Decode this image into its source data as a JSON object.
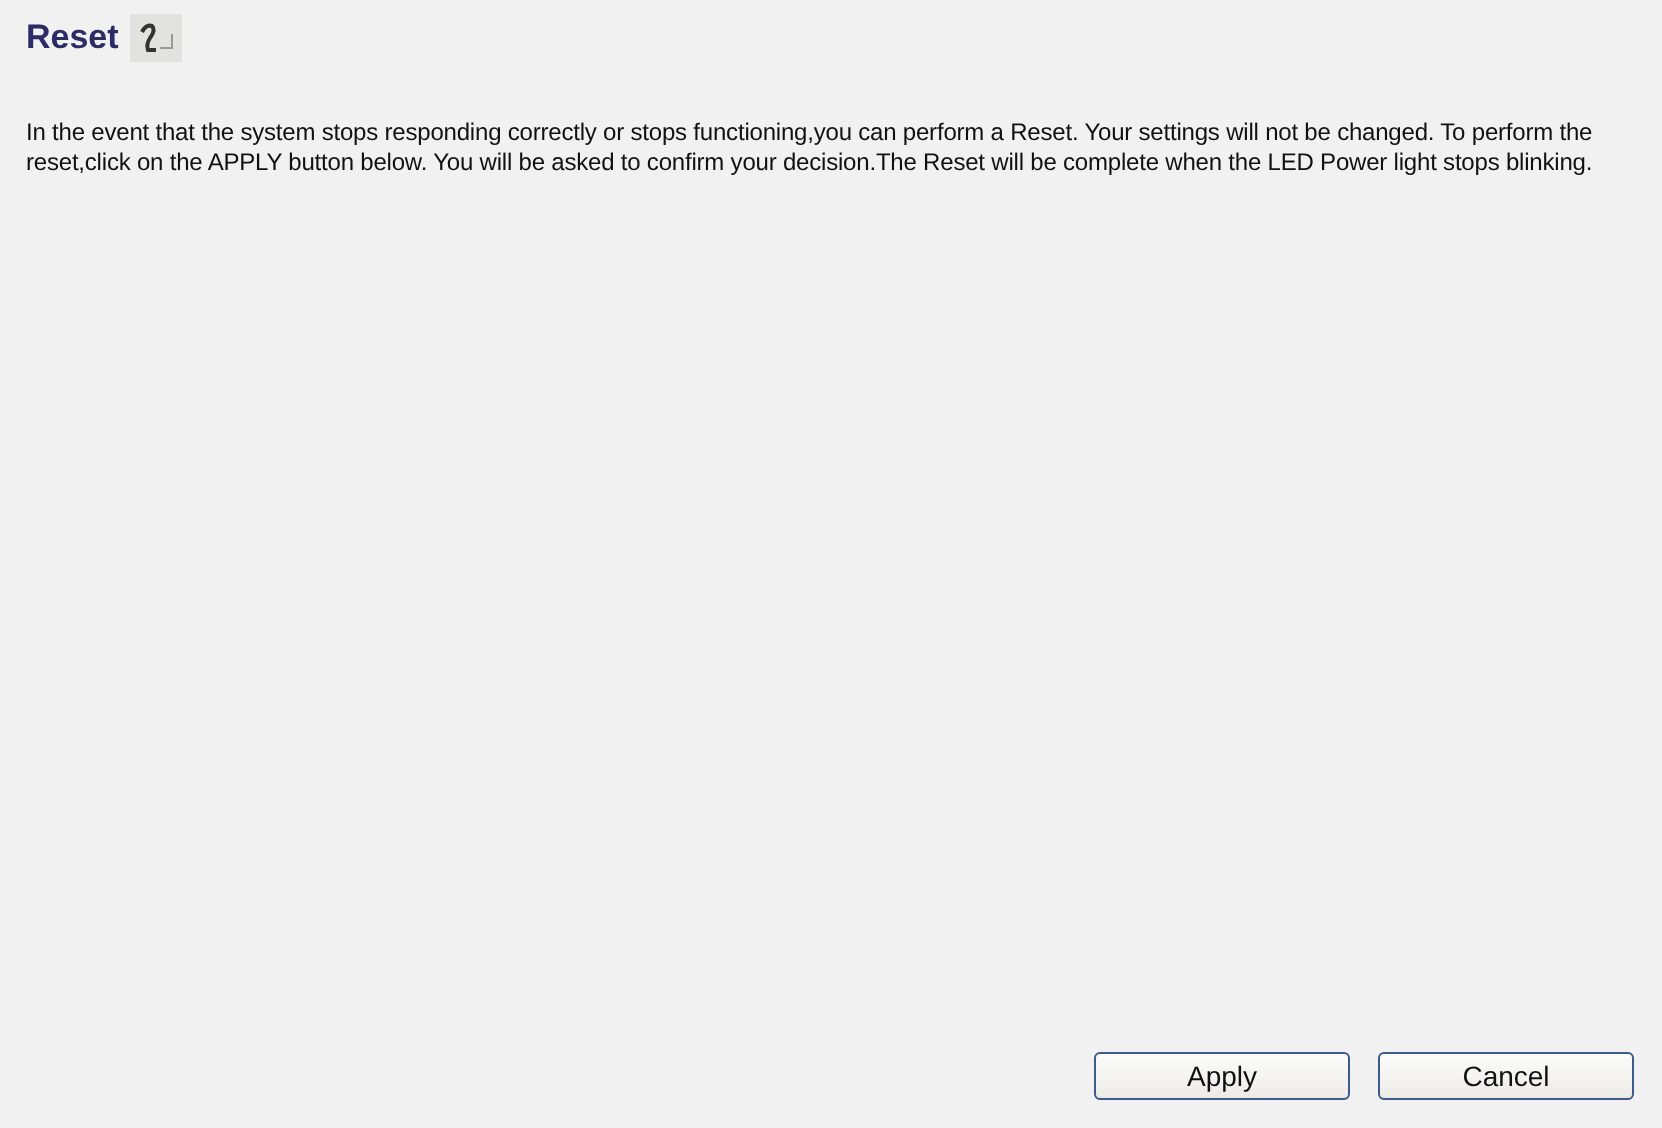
{
  "title": "Reset",
  "description": "In the event that the system stops responding correctly or stops functioning,you can perform a Reset. Your settings will not be changed. To perform the reset,click on the APPLY button below. You will be asked to confirm your decision.The Reset will be complete when the LED Power light stops blinking.",
  "buttons": [
    "Apply",
    "Cancel"
  ]
}
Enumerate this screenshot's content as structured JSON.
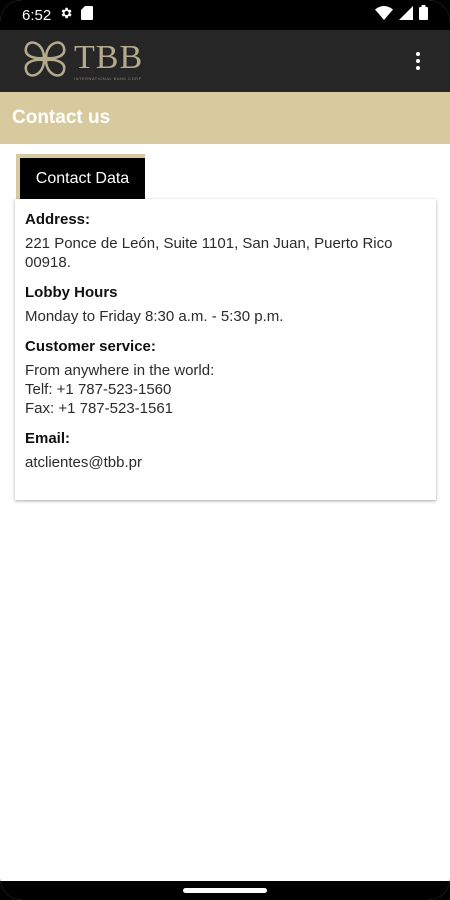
{
  "status_bar": {
    "time": "6:52",
    "left_icons": [
      "gear-icon",
      "sd-card-icon"
    ],
    "right_icons": [
      "wifi-icon",
      "signal-icon",
      "battery-icon"
    ]
  },
  "app_bar": {
    "logo_text": "TBB",
    "logo_subtext": "INTERNATIONAL BANK CORP",
    "menu_icon": "overflow-menu-icon"
  },
  "page": {
    "title": "Contact us"
  },
  "tab": {
    "label": "Contact Data"
  },
  "contact": {
    "address_label": "Address:",
    "address_value": "221 Ponce de León, Suite 1101, San Juan, Puerto Rico 00918.",
    "lobby_label": "Lobby Hours",
    "lobby_value": "Monday to Friday 8:30 a.m. - 5:30 p.m.",
    "service_label": "Customer service:",
    "service_line1": "From anywhere in the world:",
    "service_line2": "Telf: +1 787-523-1560",
    "service_line3": "Fax: +1 787-523-1561",
    "email_label": "Email:",
    "email_value": "atclientes@tbb.pr"
  },
  "colors": {
    "accent_gold": "#d8ca9f",
    "app_bar_bg": "#262626",
    "logo_gold": "#b4ab8c"
  }
}
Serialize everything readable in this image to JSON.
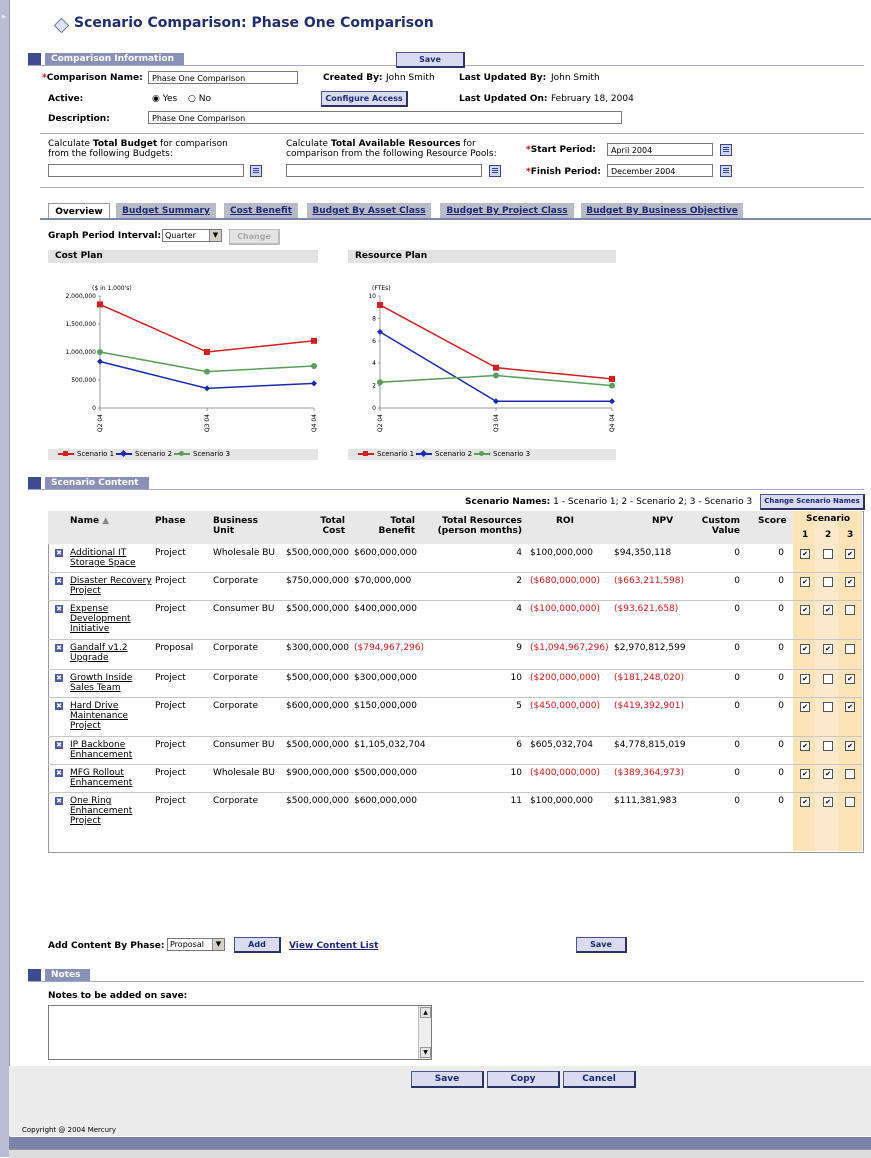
{
  "page": {
    "title": "Scenario Comparison: Phase One Comparison"
  },
  "comparison_info": {
    "header": "Comparison Information",
    "save": "Save",
    "name_label": "Comparison Name:",
    "name_value": "Phase One Comparison",
    "created_by_label": "Created By:",
    "created_by_value": "John Smith",
    "last_updated_by_label": "Last Updated By:",
    "last_updated_by_value": "John Smith",
    "active_label": "Active:",
    "active_yes": "Yes",
    "active_no": "No",
    "configure_access": "Configure Access",
    "last_updated_on_label": "Last Updated On:",
    "last_updated_on_value": "February 18, 2004",
    "description_label": "Description:",
    "description_value": "Phase One Comparison"
  },
  "budget": {
    "budget_text_pre": "Calculate ",
    "budget_text_bold": "Total Budget",
    "budget_text_post": " for comparison",
    "budget_text_line2": "from the following Budgets:",
    "res_text_pre": "Calculate ",
    "res_text_bold": "Total Available Resources",
    "res_text_post": " for",
    "res_text_line2": "comparison from the following Resource Pools:",
    "start_label": "Start Period:",
    "start_value": "April 2004",
    "finish_label": "Finish Period:",
    "finish_value": "December 2004"
  },
  "tabs": [
    "Overview",
    "Budget Summary",
    "Cost Benefit",
    "Budget By Asset Class",
    "Budget By Project Class",
    "Budget By Business Objective"
  ],
  "graph_interval": {
    "label": "Graph Period Interval:",
    "value": "Quarter",
    "change": "Change"
  },
  "chart_data": [
    {
      "type": "line",
      "title": "Cost Plan",
      "ylabel": "($ in 1,000's)",
      "categories": [
        "Q2 04",
        "Q3 04",
        "Q4 04"
      ],
      "yticks": [
        "0",
        "500,000",
        "1,000,000",
        "1,500,000",
        "2,000,000"
      ],
      "ylim": [
        0,
        2000000
      ],
      "series": [
        {
          "name": "Scenario 1",
          "color": "#d21f1f",
          "values": [
            1850000,
            1000000,
            1200000
          ]
        },
        {
          "name": "Scenario 2",
          "color": "#1a2bb0",
          "values": [
            830000,
            350000,
            440000
          ]
        },
        {
          "name": "Scenario 3",
          "color": "#5a9e5a",
          "values": [
            1000000,
            650000,
            750000
          ]
        }
      ]
    },
    {
      "type": "line",
      "title": "Resource Plan",
      "ylabel": "(FTEs)",
      "categories": [
        "Q2 04",
        "Q3 04",
        "Q4 04"
      ],
      "yticks": [
        "0",
        "2",
        "4",
        "6",
        "8",
        "10"
      ],
      "ylim": [
        0,
        10
      ],
      "series": [
        {
          "name": "Scenario 1",
          "color": "#d21f1f",
          "values": [
            9.2,
            3.6,
            2.6
          ]
        },
        {
          "name": "Scenario 2",
          "color": "#1a2bb0",
          "values": [
            6.8,
            0.6,
            0.6
          ]
        },
        {
          "name": "Scenario 3",
          "color": "#5a9e5a",
          "values": [
            2.3,
            2.9,
            2.0
          ]
        }
      ]
    }
  ],
  "scenario_content": {
    "header": "Scenario Content",
    "names_label": "Scenario Names:",
    "names_value": "1 - Scenario 1; 2 - Scenario 2; 3 - Scenario 3",
    "change_names": "Change Scenario Names",
    "columns": {
      "name": "Name",
      "phase": "Phase",
      "bu1": "Business",
      "bu2": "Unit",
      "tc1": "Total",
      "tc2": "Cost",
      "tb1": "Total",
      "tb2": "Benefit",
      "tr1": "Total Resources",
      "tr2": "(person months)",
      "roi": "ROI",
      "npv": "NPV",
      "cv1": "Custom",
      "cv2": "Value",
      "score": "Score",
      "scenario": "Scenario",
      "s1": "1",
      "s2": "2",
      "s3": "3"
    },
    "rows": [
      {
        "name": [
          "Additional IT",
          "Storage Space"
        ],
        "phase": "Project",
        "bu": "Wholesale BU",
        "cost": "$500,000,000",
        "benefit": "$600,000,000",
        "benefit_neg": false,
        "res": "4",
        "roi": "$100,000,000",
        "roi_neg": false,
        "npv": "$94,350,118",
        "npv_neg": false,
        "cv": "0",
        "score": "0",
        "s": [
          true,
          false,
          true
        ]
      },
      {
        "name": [
          "Disaster Recovery",
          "Project"
        ],
        "phase": "Project",
        "bu": "Corporate",
        "cost": "$750,000,000",
        "benefit": "$70,000,000",
        "benefit_neg": false,
        "res": "2",
        "roi": "($680,000,000)",
        "roi_neg": true,
        "npv": "($663,211,598)",
        "npv_neg": true,
        "cv": "0",
        "score": "0",
        "s": [
          true,
          false,
          true
        ]
      },
      {
        "name": [
          "Expense",
          "Development",
          "Initiative"
        ],
        "phase": "Project",
        "bu": "Consumer BU",
        "cost": "$500,000,000",
        "benefit": "$400,000,000",
        "benefit_neg": false,
        "res": "4",
        "roi": "($100,000,000)",
        "roi_neg": true,
        "npv": "($93,621,658)",
        "npv_neg": true,
        "cv": "0",
        "score": "0",
        "s": [
          true,
          true,
          false
        ]
      },
      {
        "name": [
          "Gandalf v1.2",
          "Upgrade"
        ],
        "phase": "Proposal",
        "bu": "Corporate",
        "cost": "$300,000,000",
        "benefit": "($794,967,296)",
        "benefit_neg": true,
        "res": "9",
        "roi": "($1,094,967,296)",
        "roi_neg": true,
        "npv": "$2,970,812,599",
        "npv_neg": false,
        "cv": "0",
        "score": "0",
        "s": [
          true,
          true,
          false
        ]
      },
      {
        "name": [
          "Growth Inside",
          "Sales Team"
        ],
        "phase": "Project",
        "bu": "Corporate",
        "cost": "$500,000,000",
        "benefit": "$300,000,000",
        "benefit_neg": false,
        "res": "10",
        "roi": "($200,000,000)",
        "roi_neg": true,
        "npv": "($181,248,020)",
        "npv_neg": true,
        "cv": "0",
        "score": "0",
        "s": [
          true,
          false,
          true
        ]
      },
      {
        "name": [
          "Hard Drive",
          "Maintenance",
          "Project"
        ],
        "phase": "Project",
        "bu": "Corporate",
        "cost": "$600,000,000",
        "benefit": "$150,000,000",
        "benefit_neg": false,
        "res": "5",
        "roi": "($450,000,000)",
        "roi_neg": true,
        "npv": "($419,392,901)",
        "npv_neg": true,
        "cv": "0",
        "score": "0",
        "s": [
          true,
          false,
          true
        ]
      },
      {
        "name": [
          "IP Backbone",
          "Enhancement"
        ],
        "phase": "Project",
        "bu": "Consumer BU",
        "cost": "$500,000,000",
        "benefit": "$1,105,032,704",
        "benefit_neg": false,
        "res": "6",
        "roi": "$605,032,704",
        "roi_neg": false,
        "npv": "$4,778,815,019",
        "npv_neg": false,
        "cv": "0",
        "score": "0",
        "s": [
          true,
          false,
          true
        ]
      },
      {
        "name": [
          "MFG Rollout",
          "Enhancement"
        ],
        "phase": "Project",
        "bu": "Wholesale BU",
        "cost": "$900,000,000",
        "benefit": "$500,000,000",
        "benefit_neg": false,
        "res": "10",
        "roi": "($400,000,000)",
        "roi_neg": true,
        "npv": "($389,364,973)",
        "npv_neg": true,
        "cv": "0",
        "score": "0",
        "s": [
          true,
          true,
          false
        ]
      },
      {
        "name": [
          "One Ring",
          "Enhancement",
          "Project"
        ],
        "phase": "Project",
        "bu": "Corporate",
        "cost": "$500,000,000",
        "benefit": "$600,000,000",
        "benefit_neg": false,
        "res": "11",
        "roi": "$100,000,000",
        "roi_neg": false,
        "npv": "$111,381,983",
        "npv_neg": false,
        "cv": "0",
        "score": "0",
        "s": [
          true,
          true,
          false
        ]
      }
    ],
    "add_label": "Add Content By Phase:",
    "add_value": "Proposal",
    "add_button": "Add",
    "view_list": "View Content List",
    "save": "Save"
  },
  "notes": {
    "header": "Notes",
    "label": "Notes to be added on save:",
    "save": "Save",
    "copy": "Copy",
    "cancel": "Cancel"
  },
  "copyright": "Copyright @ 2004 Mercury"
}
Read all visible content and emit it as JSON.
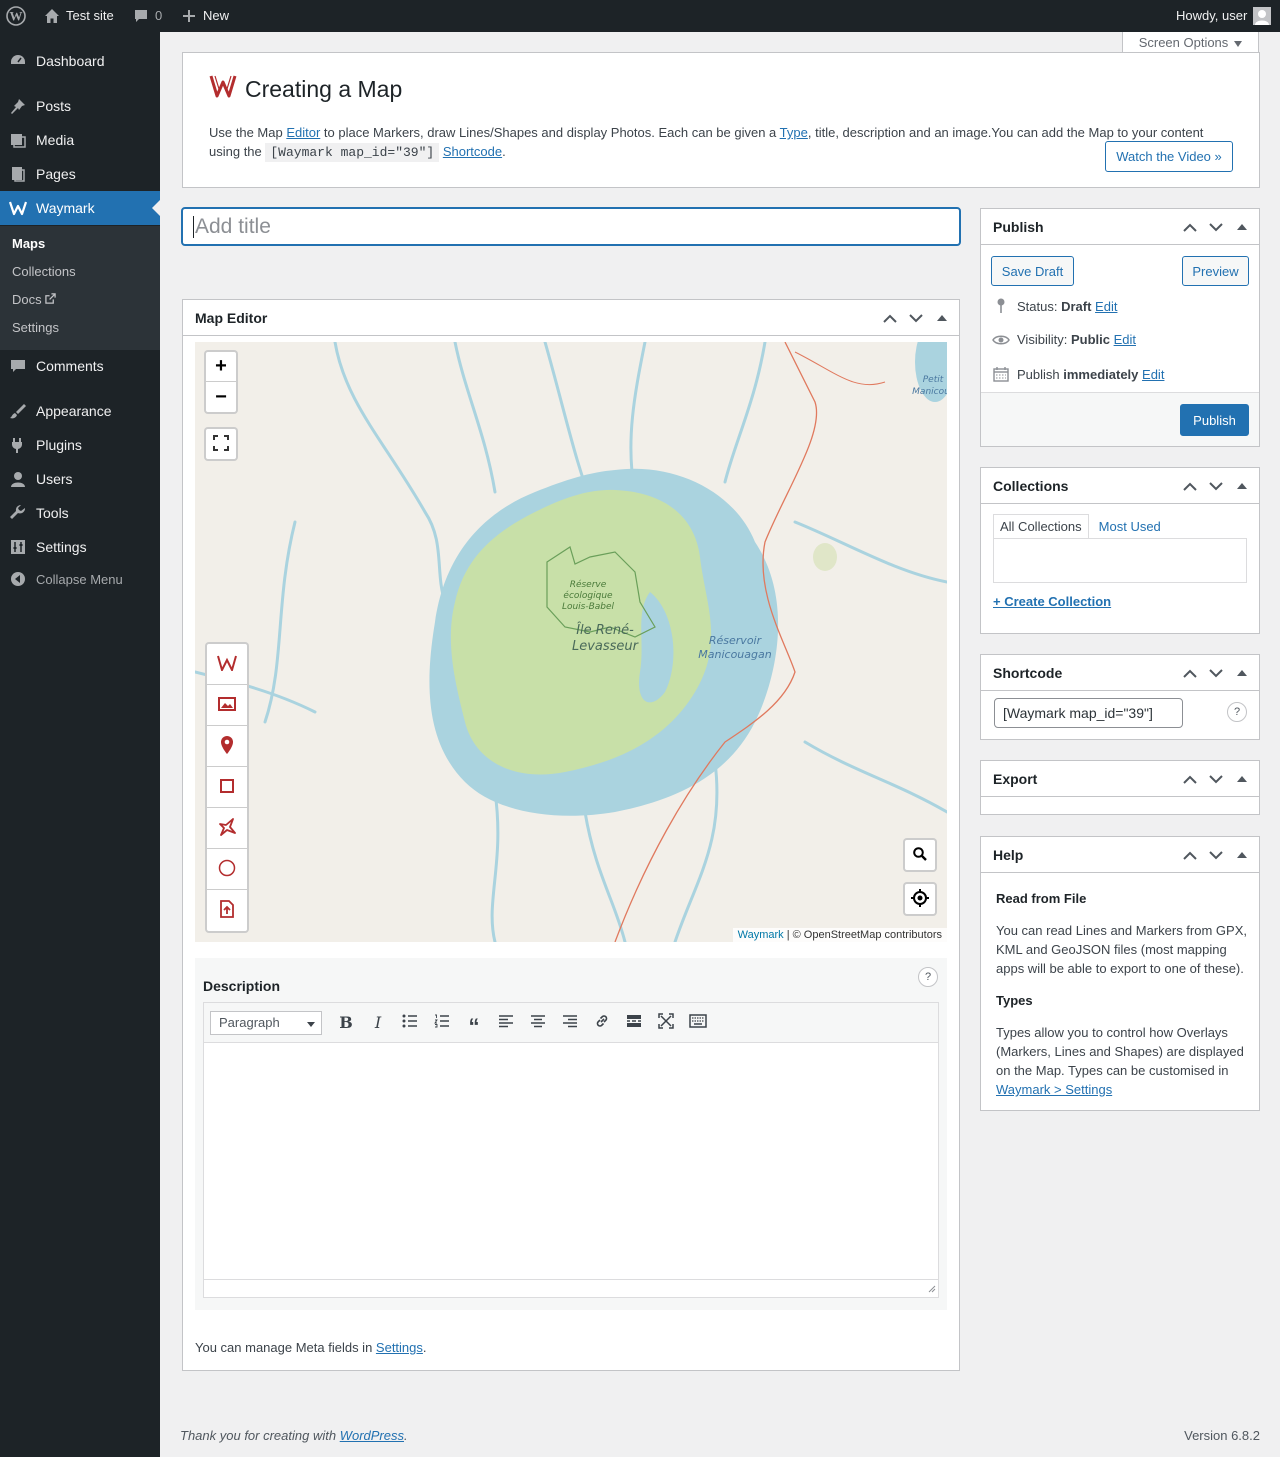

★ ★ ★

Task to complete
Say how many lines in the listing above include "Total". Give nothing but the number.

Task result
5